One of the most general, yet important, rule of using a chainsaw is to check the tension in the chain before turning the chainsaw on. As the chainsaw mainly relies on heavy, jerking motions to operate, the chain can often sag or come loose.
Why Do I Need to Tighten the Chain?
Once the chain sags, it can throw several obstacles your way. Firstly, having the chain rattle around during operation is a big no-no. It can come flying towards you and injure you in the process. Moreover, the cuts will not be as crisp with a loose chain, and it may cut in places you do not wish for, owing to the constant movement.
If the chain is too tight, more engine power will drain out with every use due to the increased friction between the bar and chain. This can have a terrible impact on the lifespan of your chainsaw. Worst case scenario, the chain might break mid-operation and leave you terrible injuries.
Regardless of whether you have an electric chainsaw or a gas-fueled one, knowing how to tighten the chain is an essential skill to have. It can save you a lot of time, effort, and money as opposed to having the component tightened by a professional each time.
No additional tools are required to tighten the chain. However, it helps to familiarize yourself with the components that come into play during the process. Firstly, identify the tension screw. It is placed near the base of the bar where it goes into the casing.

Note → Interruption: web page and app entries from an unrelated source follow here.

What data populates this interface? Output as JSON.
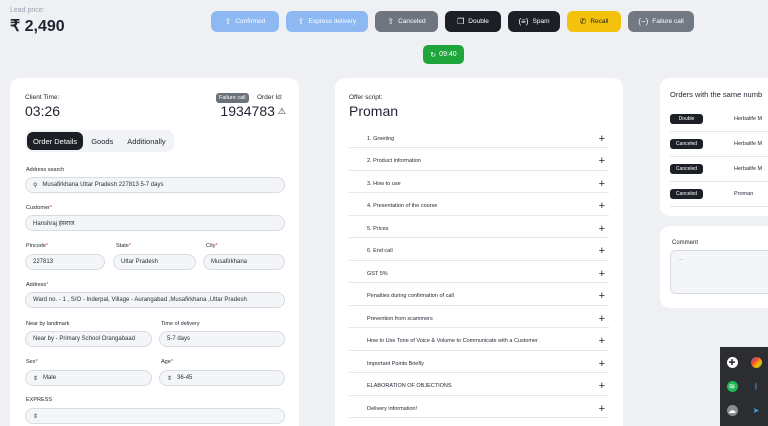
{
  "header": {
    "lead_price_label": "Lead price:",
    "lead_price_value": "₹ 2,490",
    "actions": {
      "confirmed": "Confirmed",
      "express": "Express delivery",
      "canceled": "Canceled",
      "double": "Double",
      "spam": "Spam",
      "recall": "Recall",
      "failure": "Failure call"
    },
    "timer": "09:40"
  },
  "client": {
    "time_label": "Client Time:",
    "time_value": "03:26",
    "status_badge": "Failure call",
    "order_id_label": "Order Id:",
    "order_id_value": "1934783",
    "tabs": [
      "Order Details",
      "Goods",
      "Additionally"
    ],
    "fields": {
      "address_search_label": "Address search",
      "address_search_value": "Musafirkhana Uttar Pradesh 227813 5-7 days",
      "customer_label": "Customer",
      "customer_value": "Hanshraj हंसराज",
      "pincode_label": "Pincode",
      "pincode_value": "227813",
      "state_label": "State",
      "state_value": "Uttar Pradesh",
      "city_label": "City",
      "city_value": "Musafirkhana",
      "address_label": "Address",
      "address_value": "Ward no. - 1 , S/O - Inderpal, Village - Aurangabad ,Musafirkhana ,Uttar Pradesh",
      "landmark_label": "Near by landmark",
      "landmark_value": "Near by - Primary School Orangabaad",
      "delivery_label": "Time of delivery",
      "delivery_value": "5-7 days",
      "sex_label": "Sex",
      "sex_value": "Male",
      "age_label": "Age",
      "age_value": "36-45",
      "express_label": "EXPRESS",
      "express_value": ""
    }
  },
  "offer": {
    "label": "Offer script:",
    "value": "Proman",
    "sections": [
      "1. Greeting",
      "2. Product information",
      "3. How to use",
      "4. Presentation of the course",
      "5. Prices",
      "6. End call",
      "GST 5%",
      "Penalties during confirmation of call",
      "Prevention from scammers",
      "How to Use Tone of Voice & Volume to Communicate with a Customer",
      "Important Points Briefly",
      "ELABORATION OF OBJECTIONS",
      "Delivery information!"
    ]
  },
  "orders": {
    "title": "Orders with the same numb",
    "rows": [
      {
        "status": "Double",
        "product": "Herbalife M"
      },
      {
        "status": "Canceled",
        "product": "Herbalife M"
      },
      {
        "status": "Canceled",
        "product": "Herbalife M"
      },
      {
        "status": "Canceled",
        "product": "Proman"
      }
    ]
  },
  "comment": {
    "label": "Comment",
    "placeholder": "..."
  }
}
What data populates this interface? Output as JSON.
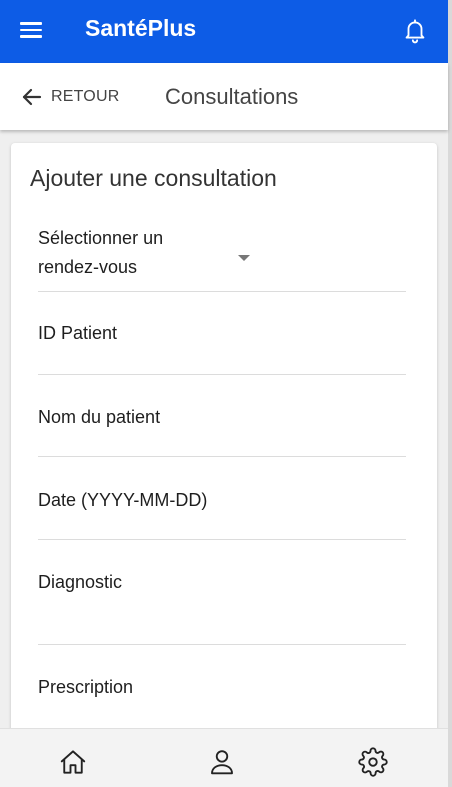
{
  "app": {
    "brand": "SantéPlus"
  },
  "header": {
    "back_label": "RETOUR",
    "title": "Consultations"
  },
  "form": {
    "title": "Ajouter une consultation",
    "appointment_select": {
      "placeholder": "Sélectionner un rendez-vous"
    },
    "fields": {
      "patient_id": "ID Patient",
      "patient_name": "Nom du patient",
      "date": "Date (YYYY-MM-DD)",
      "diagnostic": "Diagnostic",
      "prescription": "Prescription"
    }
  },
  "bottom_nav": {
    "items": [
      "home-icon",
      "profile-icon",
      "settings-icon"
    ]
  },
  "colors": {
    "primary": "#0d5ce6",
    "surface": "#ffffff",
    "background": "#efefef"
  },
  "icons": {
    "menu": "hamburger-icon",
    "notifications": "bell-icon",
    "back": "arrow-left-icon"
  }
}
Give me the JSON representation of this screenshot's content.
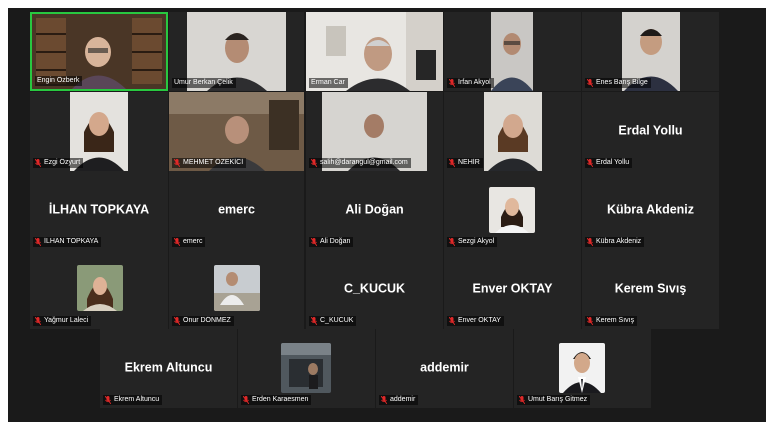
{
  "colors": {
    "stage_bg": "#1a1a1a",
    "tile_bg": "#242424",
    "active_speaker_border": "#28c840",
    "muted_icon": "#e02828"
  },
  "icons": {
    "muted": "mic-off-icon"
  },
  "participants": [
    {
      "name": "Engin Özberk",
      "muted": false,
      "video": true,
      "active": true
    },
    {
      "name": "Umur Berkan Çelik",
      "muted": false,
      "video": true
    },
    {
      "name": "Erman Car",
      "muted": false,
      "video": true
    },
    {
      "name": "İrfan Akyol",
      "muted": true,
      "video": true
    },
    {
      "name": "Enes Barış Bilge",
      "muted": true,
      "video": true
    },
    {
      "name": "Ezgi Özyurt",
      "muted": true,
      "video": true
    },
    {
      "name": "MEHMET ÖZEKİCİ",
      "muted": true,
      "video": true
    },
    {
      "name": "salih@darangul@gmail.com",
      "muted": true,
      "video": true
    },
    {
      "name": "NEHİR",
      "muted": true,
      "video": true
    },
    {
      "name": "Erdal Yollu",
      "muted": true,
      "video": false
    },
    {
      "name": "İLHAN TOPKAYA",
      "muted": true,
      "video": false
    },
    {
      "name": "emerc",
      "muted": true,
      "video": false
    },
    {
      "name": "Ali Doğan",
      "muted": true,
      "video": false
    },
    {
      "name": "Sezgi Akyol",
      "muted": true,
      "video": false,
      "photo": true
    },
    {
      "name": "Kübra Akdeniz",
      "muted": true,
      "video": false
    },
    {
      "name": "Yağmur Laleci",
      "muted": true,
      "video": false,
      "photo": true
    },
    {
      "name": "Onur DÖNMEZ",
      "muted": true,
      "video": false,
      "photo": true
    },
    {
      "name": "C_KUCUK",
      "muted": true,
      "video": false
    },
    {
      "name": "Enver OKTAY",
      "muted": true,
      "video": false
    },
    {
      "name": "Kerem Sıvış",
      "muted": true,
      "video": false
    },
    {
      "name": "Ekrem Altuncu",
      "muted": true,
      "video": false
    },
    {
      "name": "Erden Karaesmen",
      "muted": true,
      "video": false,
      "photo": true
    },
    {
      "name": "addemir",
      "muted": true,
      "video": false
    },
    {
      "name": "Umut Barış Gitmez",
      "muted": true,
      "video": false,
      "photo": true
    }
  ]
}
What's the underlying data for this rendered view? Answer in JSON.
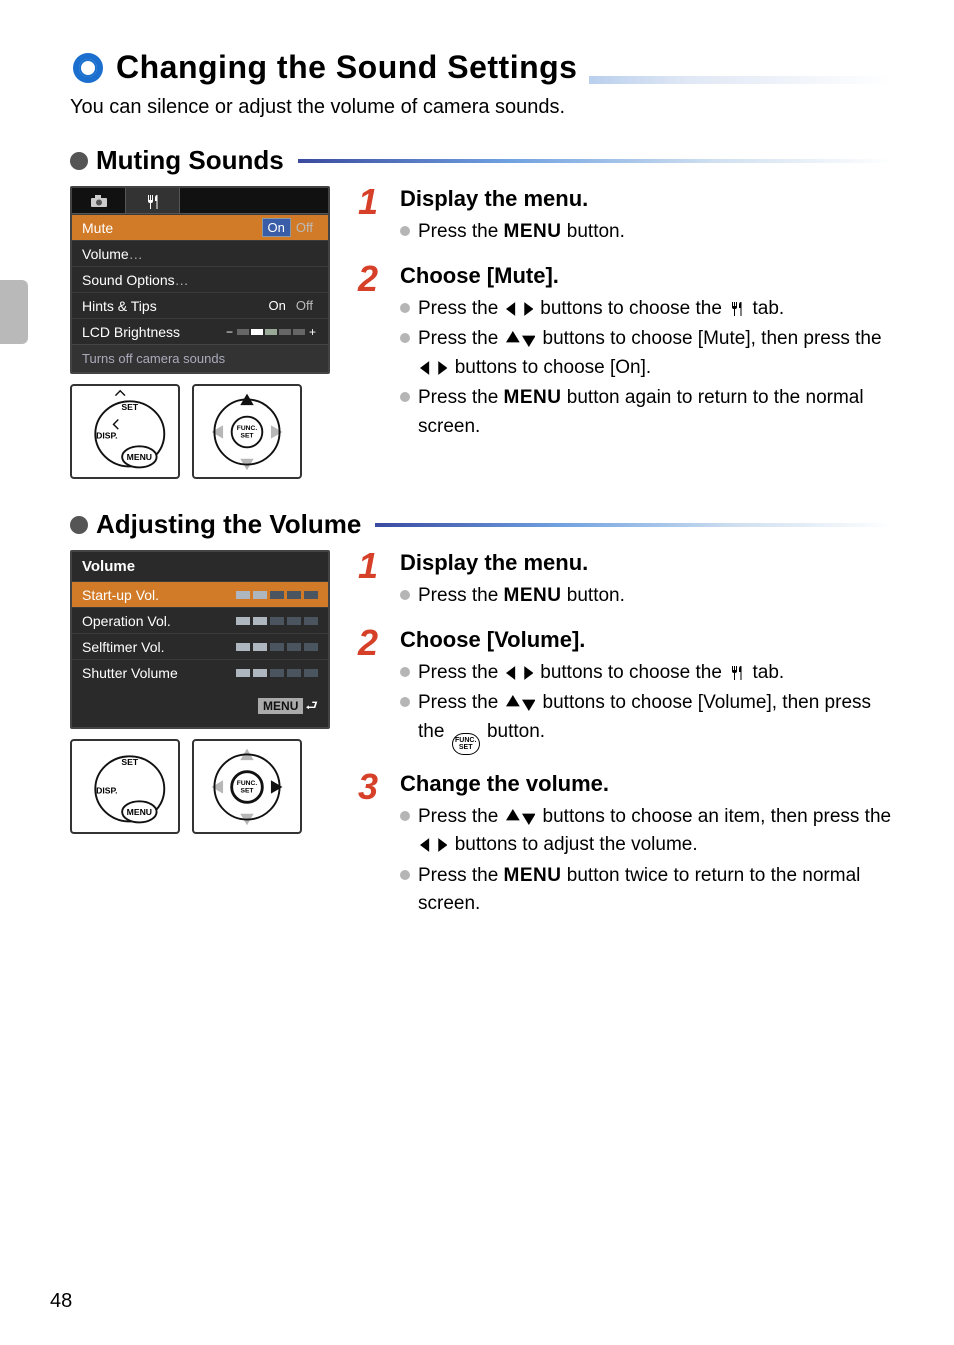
{
  "page_number": "48",
  "page_title": "Changing the Sound Settings",
  "intro": "You can silence or adjust the volume of camera sounds.",
  "section1": {
    "title": "Muting Sounds",
    "lcd": {
      "rows": [
        {
          "label": "Mute",
          "on": "On",
          "off": "Off",
          "hl": true
        },
        {
          "label": "Volume",
          "sub": true
        },
        {
          "label": "Sound Options",
          "sub": true
        },
        {
          "label": "Hints & Tips",
          "on": "On",
          "off": "Off"
        },
        {
          "label": "LCD Brightness",
          "slider": true
        }
      ],
      "hint": "Turns off camera sounds"
    },
    "steps": [
      {
        "n": "1",
        "title": "Display the menu.",
        "bullets": [
          {
            "text_before": "Press the ",
            "icon": "menu",
            "text_after": " button."
          }
        ]
      },
      {
        "n": "2",
        "title": "Choose [Mute].",
        "bullets": [
          {
            "text_before": "Press the ",
            "icon": "lr",
            "text_mid": " buttons to choose the ",
            "icon2": "tools",
            "text_after": " tab."
          },
          {
            "text_before": "Press the ",
            "icon": "ud",
            "text_mid": " buttons to choose [Mute], then press the ",
            "icon2": "lr",
            "text_after": " buttons to choose [On]."
          },
          {
            "text_before": "Press the ",
            "icon": "menu",
            "text_after": " button again to return to the normal screen."
          }
        ]
      }
    ]
  },
  "section2": {
    "title": "Adjusting the Volume",
    "lcd": {
      "title": "Volume",
      "rows": [
        {
          "label": "Start-up Vol.",
          "level": 2,
          "hl": true
        },
        {
          "label": "Operation Vol.",
          "level": 2
        },
        {
          "label": "Selftimer Vol.",
          "level": 2
        },
        {
          "label": "Shutter Volume",
          "level": 2
        }
      ],
      "return_label": "MENU"
    },
    "steps": [
      {
        "n": "1",
        "title": "Display the menu.",
        "bullets": [
          {
            "text_before": "Press the ",
            "icon": "menu",
            "text_after": " button."
          }
        ]
      },
      {
        "n": "2",
        "title": "Choose [Volume].",
        "bullets": [
          {
            "text_before": "Press the ",
            "icon": "lr",
            "text_mid": " buttons to choose the ",
            "icon2": "tools",
            "text_after": " tab."
          },
          {
            "text_before": "Press the ",
            "icon": "ud",
            "text_mid": " buttons to choose [Volume], then press the ",
            "icon2": "funcset",
            "text_after": " button."
          }
        ]
      },
      {
        "n": "3",
        "title": "Change the volume.",
        "bullets": [
          {
            "text_before": "Press the ",
            "icon": "ud",
            "text_mid": " buttons to choose an item, then press the ",
            "icon2": "lr",
            "text_after": " buttons to adjust the volume."
          },
          {
            "text_before": "Press the ",
            "icon": "menu",
            "text_after": " button twice to return to the normal screen."
          }
        ]
      }
    ]
  }
}
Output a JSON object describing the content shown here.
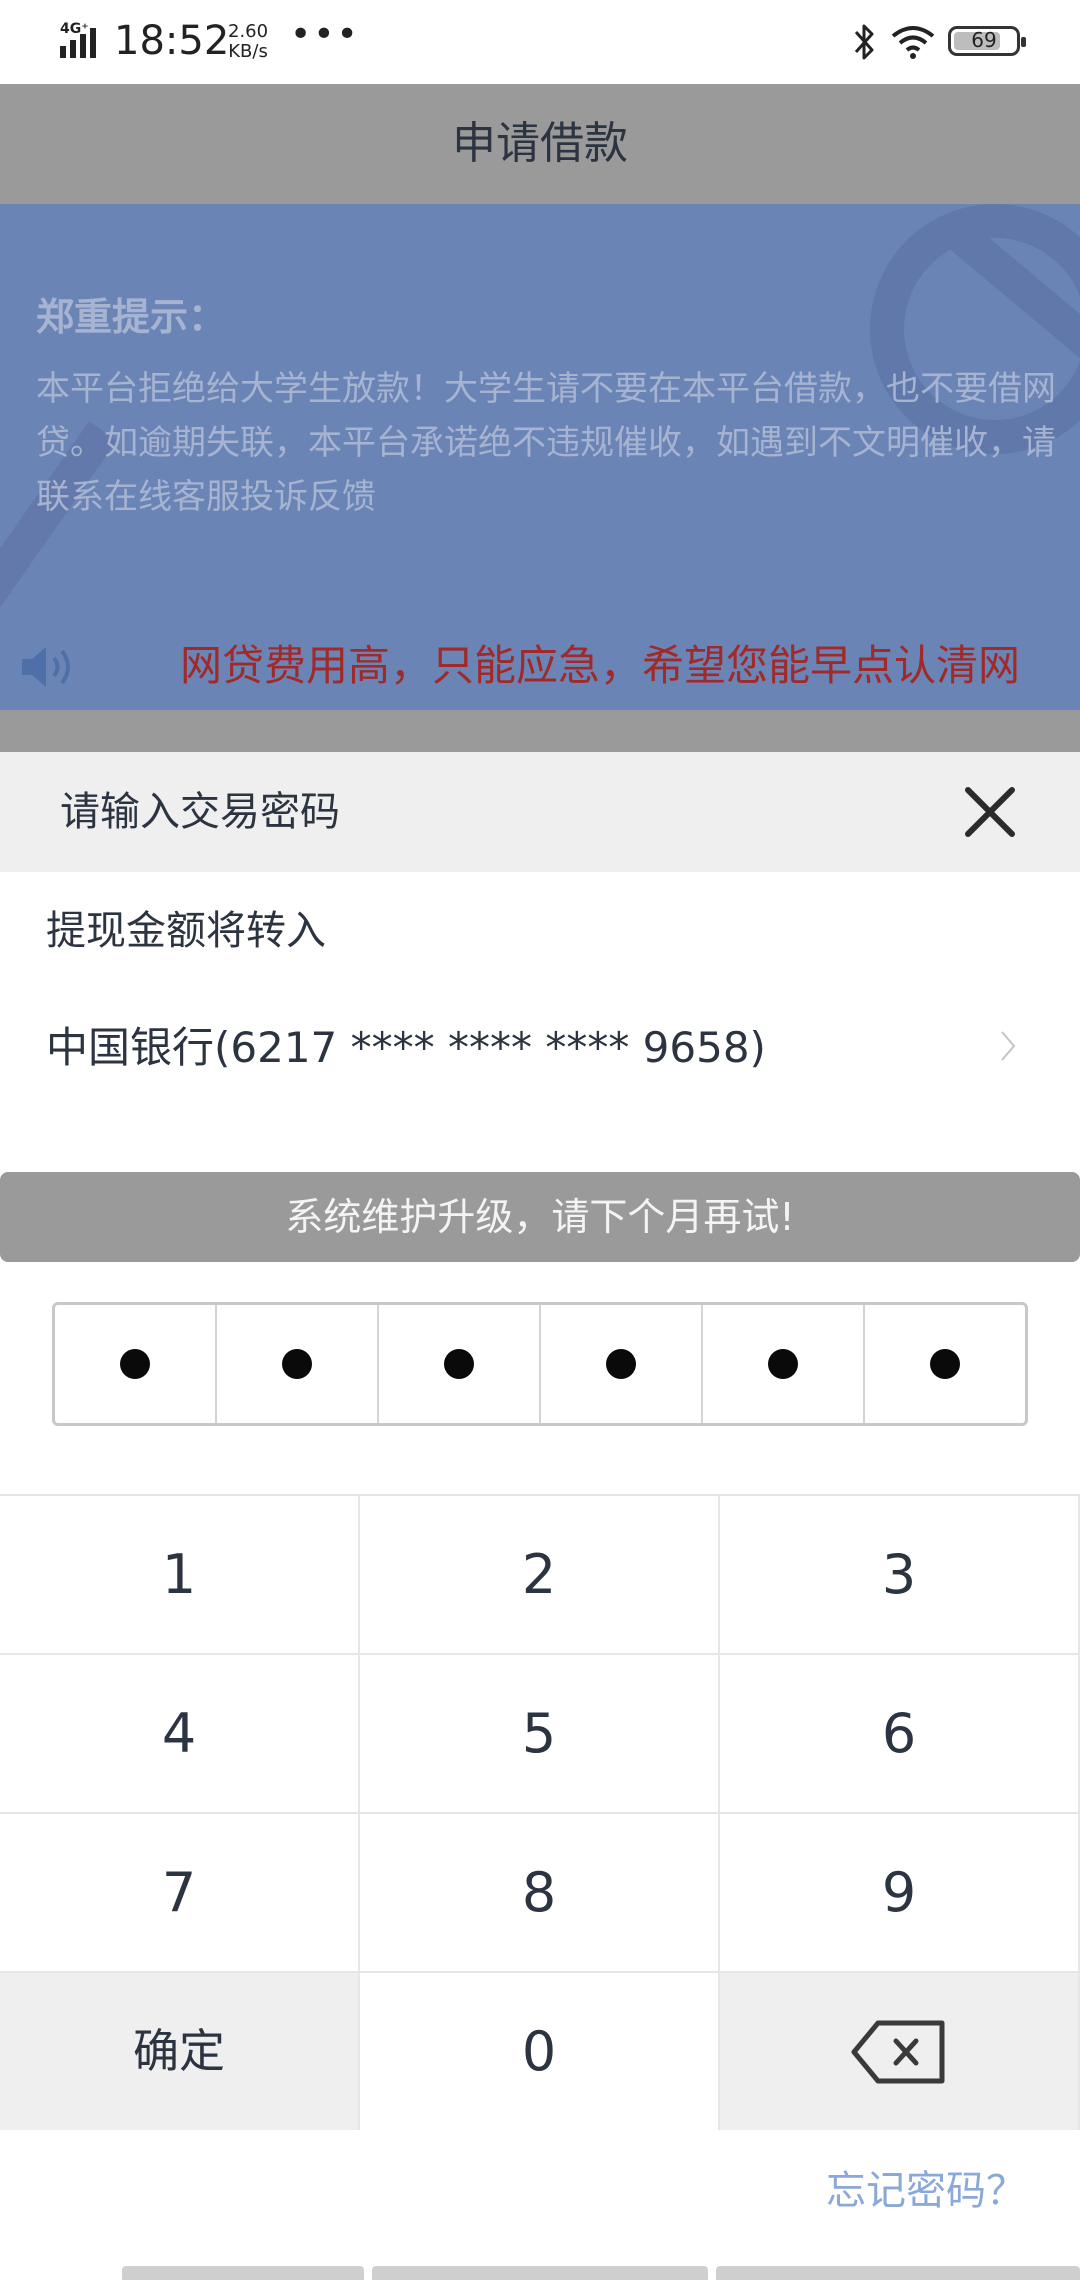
{
  "status_bar": {
    "network": "4G⁺",
    "time": "18:52",
    "speed_value": "2.60",
    "speed_unit": "KB/s",
    "dots": "•••",
    "battery": "69"
  },
  "header": {
    "title": "申请借款"
  },
  "notice": {
    "heading": "郑重提示：",
    "body": "本平台拒绝给大学生放款！大学生请不要在本平台借款，也不要借网贷。如逾期失联，本平台承诺绝不违规催收，如遇到不文明催收，请联系在线客服投诉反馈"
  },
  "marquee": {
    "text": "网贷费用高，只能应急，希望您能早点认清网"
  },
  "password_sheet": {
    "title": "请输入交易密码",
    "transfer_label": "提现金额将转入",
    "bank": "中国银行(6217 **** **** **** 9658)",
    "maintenance": "系统维护升级，请下个月再试!",
    "pin_length": 6,
    "pin_filled": 6
  },
  "keypad": {
    "keys": [
      "1",
      "2",
      "3",
      "4",
      "5",
      "6",
      "7",
      "8",
      "9"
    ],
    "confirm": "确定",
    "zero": "0"
  },
  "forgot": {
    "label": "忘记密码？"
  },
  "colors": {
    "header_bg": "#9a9a9a",
    "notice_bg": "#6b84b6",
    "marquee_text": "#a02a2a",
    "link": "#8aa8d8"
  },
  "icons": [
    "signal-icon",
    "bluetooth-icon",
    "wifi-icon",
    "battery-icon",
    "speaker-icon",
    "close-icon",
    "chevron-right-icon",
    "backspace-icon"
  ]
}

Your chainsaw may also come with a screw or wrench that fits the tension screw perfectly. Using the tool provided will make the process a lot easier. Several popular brands, such as Husqvarna, sell the ‘scrench’ as a spare part. The scrench is worth checking out along with Husqvarna chainsaw reviews.
Additionally, locate the clutch cover nuts that hold the bar in place.
Before you begin tightening the chain, ensure that the tool is completely cooled down. Never tighten the chain while it is still hot. Additionally, pull the spark plug to avoid having the chainsaw switch on by accident. As an added safety measure, put on a pair of gloves to avoid cuts and other minor injuries.
The first task is to unscrew the bolts on the casing, so the sides come slightly apart. Doing this will give you the space to reach into the casing and manipulate the tension adjustment screw. Set the chainsaw on a stable surface before moving on to the next step.
The next step is as straightforward as it gets. If you tighten the tension adjustment screw, the chain will become tighter. As you loosen the screw, the chain will become slacker. Remember to hold the nose of the bar upwards as you tighten the screw. Believe it or not, this is all it takes to adjust the tension in your chainsaw chain.
Once you are done adjusting the tension, hold the nose of the bar up and close the casing back up as well as tighten the clutch cover nuts.
Too Tight or Just Right?
Did I tighten it far too much or too little? Yes, that is a possibility – but it is an easy fix! To check whether the tension is off, first examine the gap between the chain and the bar at the bottom of the bar. A gap indicates the chain being too slack still. Ideally, the drive links would be inside the groove.
If there is no gap, check for excess tightening using the snap test. Then, try to lift the chain. A correctly tensed chain will be easy to lift. However, the drive links should not come out of the groove. If the chain does not budge at all, it’s been screwed too tight.
Maintaining a chainsaw and improving its lifespan truly is not as difficult as it looks. All it takes is a set of small skills that come together to make your life much easier.
You can purchase the best chainsaw sharpener to fit your needs, as well as the best bar and chain oil. However, without the skills required for the correct maintenance, the potency of either of those purchases will remain unmet. Having the perfect blend of skills and equipment will keep your chainsaw problem-free for years on end!